* **What is required**
Tally the lines containing "Ctrl" in this data. Respond with the tally alone.
..........
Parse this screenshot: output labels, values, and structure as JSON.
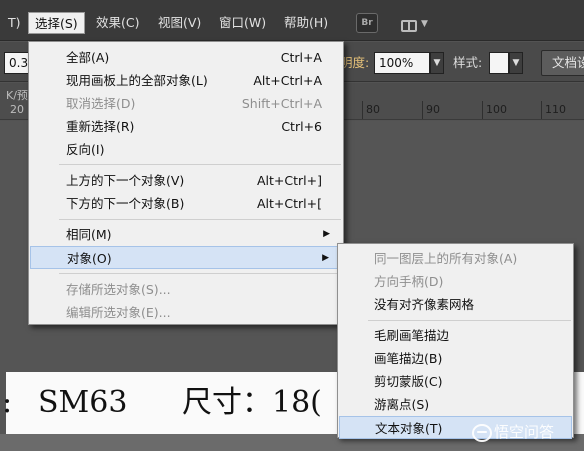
{
  "menubar": {
    "partial_left": "T)",
    "items": [
      "选择(S)",
      "效果(C)",
      "视图(V)",
      "窗口(W)",
      "帮助(H)"
    ],
    "bridge_icon_label": "Br"
  },
  "controlbar": {
    "partial_value": "0.3",
    "opacity_label": "明度:",
    "opacity_value": "100%",
    "style_label": "样式:",
    "doc_button": "文档设"
  },
  "ruler": {
    "partial_label": "K/预",
    "left_numbers": [
      "20",
      "30"
    ],
    "right_numbers": [
      "80",
      "90",
      "100",
      "110"
    ]
  },
  "select_menu": {
    "groups": [
      [
        {
          "label": "全部(A)",
          "shortcut": "Ctrl+A",
          "enabled": true
        },
        {
          "label": "现用画板上的全部对象(L)",
          "shortcut": "Alt+Ctrl+A",
          "enabled": true
        },
        {
          "label": "取消选择(D)",
          "shortcut": "Shift+Ctrl+A",
          "enabled": false
        },
        {
          "label": "重新选择(R)",
          "shortcut": "Ctrl+6",
          "enabled": true
        },
        {
          "label": "反向(I)",
          "shortcut": "",
          "enabled": true
        }
      ],
      [
        {
          "label": "上方的下一个对象(V)",
          "shortcut": "Alt+Ctrl+]",
          "enabled": true
        },
        {
          "label": "下方的下一个对象(B)",
          "shortcut": "Alt+Ctrl+[",
          "enabled": true
        }
      ],
      [
        {
          "label": "相同(M)",
          "shortcut": "",
          "submenu": true,
          "enabled": true
        },
        {
          "label": "对象(O)",
          "shortcut": "",
          "submenu": true,
          "enabled": true,
          "highlighted": true
        }
      ],
      [
        {
          "label": "存储所选对象(S)...",
          "shortcut": "",
          "enabled": false
        },
        {
          "label": "编辑所选对象(E)...",
          "shortcut": "",
          "enabled": false
        }
      ]
    ]
  },
  "object_submenu": {
    "groups": [
      [
        {
          "label": "同一图层上的所有对象(A)",
          "enabled": false
        },
        {
          "label": "方向手柄(D)",
          "enabled": false
        },
        {
          "label": "没有对齐像素网格",
          "enabled": true
        }
      ],
      [
        {
          "label": "毛刷画笔描边",
          "enabled": true
        },
        {
          "label": "画笔描边(B)",
          "enabled": true
        },
        {
          "label": "剪切蒙版(C)",
          "enabled": true
        },
        {
          "label": "游离点(S)",
          "enabled": true
        },
        {
          "label": "文本对象(T)",
          "enabled": true,
          "highlighted": true
        }
      ]
    ]
  },
  "document": {
    "left_fragment": ":",
    "code_text": "SM63",
    "size_text": "尺寸：18("
  },
  "watermark": {
    "text": "悟空问答"
  }
}
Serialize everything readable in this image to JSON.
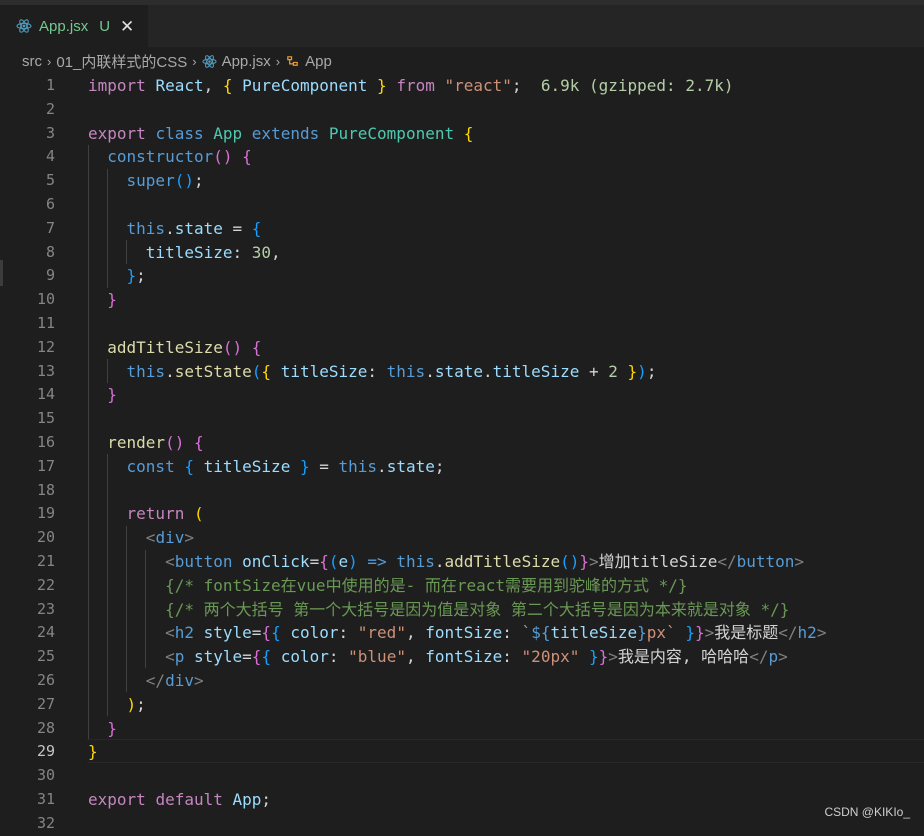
{
  "tab": {
    "title": "App.jsx",
    "status": "U",
    "close": "✕",
    "icon": "react-icon"
  },
  "breadcrumb": {
    "items": [
      "src",
      "01_内联样式的CSS",
      "App.jsx",
      "App"
    ],
    "separator": "›"
  },
  "import_cost_hint": "6.9k (gzipped: 2.7k)",
  "line_numbers": [
    "1",
    "2",
    "3",
    "4",
    "5",
    "6",
    "7",
    "8",
    "9",
    "10",
    "11",
    "12",
    "13",
    "14",
    "15",
    "16",
    "17",
    "18",
    "19",
    "20",
    "21",
    "22",
    "23",
    "24",
    "25",
    "26",
    "27",
    "28",
    "29",
    "30",
    "31",
    "32"
  ],
  "code": {
    "l1": {
      "kw": "import",
      "ident": "React",
      "comp": "PureComponent",
      "from": "from",
      "src": "\"react\""
    },
    "l3": {
      "export": "export",
      "cls": "class",
      "name": "App",
      "ext": "extends",
      "base": "PureComponent"
    },
    "l4": {
      "fn": "constructor"
    },
    "l5": {
      "fn": "super"
    },
    "l7": {
      "this": "this",
      "prop": "state"
    },
    "l8": {
      "key": "titleSize",
      "val": "30"
    },
    "l12": {
      "fn": "addTitleSize"
    },
    "l13": {
      "this": "this",
      "fn": "setState",
      "key": "titleSize",
      "this2": "this",
      "p1": "state",
      "p2": "titleSize",
      "num": "2"
    },
    "l16": {
      "fn": "render"
    },
    "l17": {
      "kw": "const",
      "var": "titleSize",
      "this": "this",
      "prop": "state"
    },
    "l19": {
      "kw": "return"
    },
    "l20": {
      "tag": "div"
    },
    "l21": {
      "tag": "button",
      "attr": "onClick",
      "param": "e",
      "this": "this",
      "fn": "addTitleSize",
      "text": "增加titleSize",
      "close": "button"
    },
    "l22": {
      "comment": "/* fontSize在vue中使用的是- 而在react需要用到驼峰的方式 */"
    },
    "l23": {
      "comment": "/* 两个大括号 第一个大括号是因为值是对象 第二个大括号是因为本来就是对象 */"
    },
    "l24": {
      "tag": "h2",
      "attr": "style",
      "k1": "color",
      "s1": "\"red\"",
      "k2": "fontSize",
      "tpl1": "`",
      "tvar": "titleSize",
      "tpl2": "px`",
      "text": "我是标题",
      "close": "h2"
    },
    "l25": {
      "tag": "p",
      "attr": "style",
      "k1": "color",
      "s1": "\"blue\"",
      "k2": "fontSize",
      "s2": "\"20px\"",
      "text": "我是内容, 哈哈哈",
      "close": "p"
    },
    "l26": {
      "tag": "div"
    },
    "l31": {
      "export": "export",
      "def": "default",
      "name": "App"
    }
  },
  "watermark": "CSDN @KIKIo_",
  "colors": {
    "keyword": "#c586c0",
    "storage": "#569cd6",
    "class": "#4ec9b0",
    "function": "#dcdcaa",
    "variable": "#9cdcfe",
    "string": "#ce9178",
    "comment": "#6a9955",
    "modified": "#73c991"
  }
}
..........
* **Task solution**
6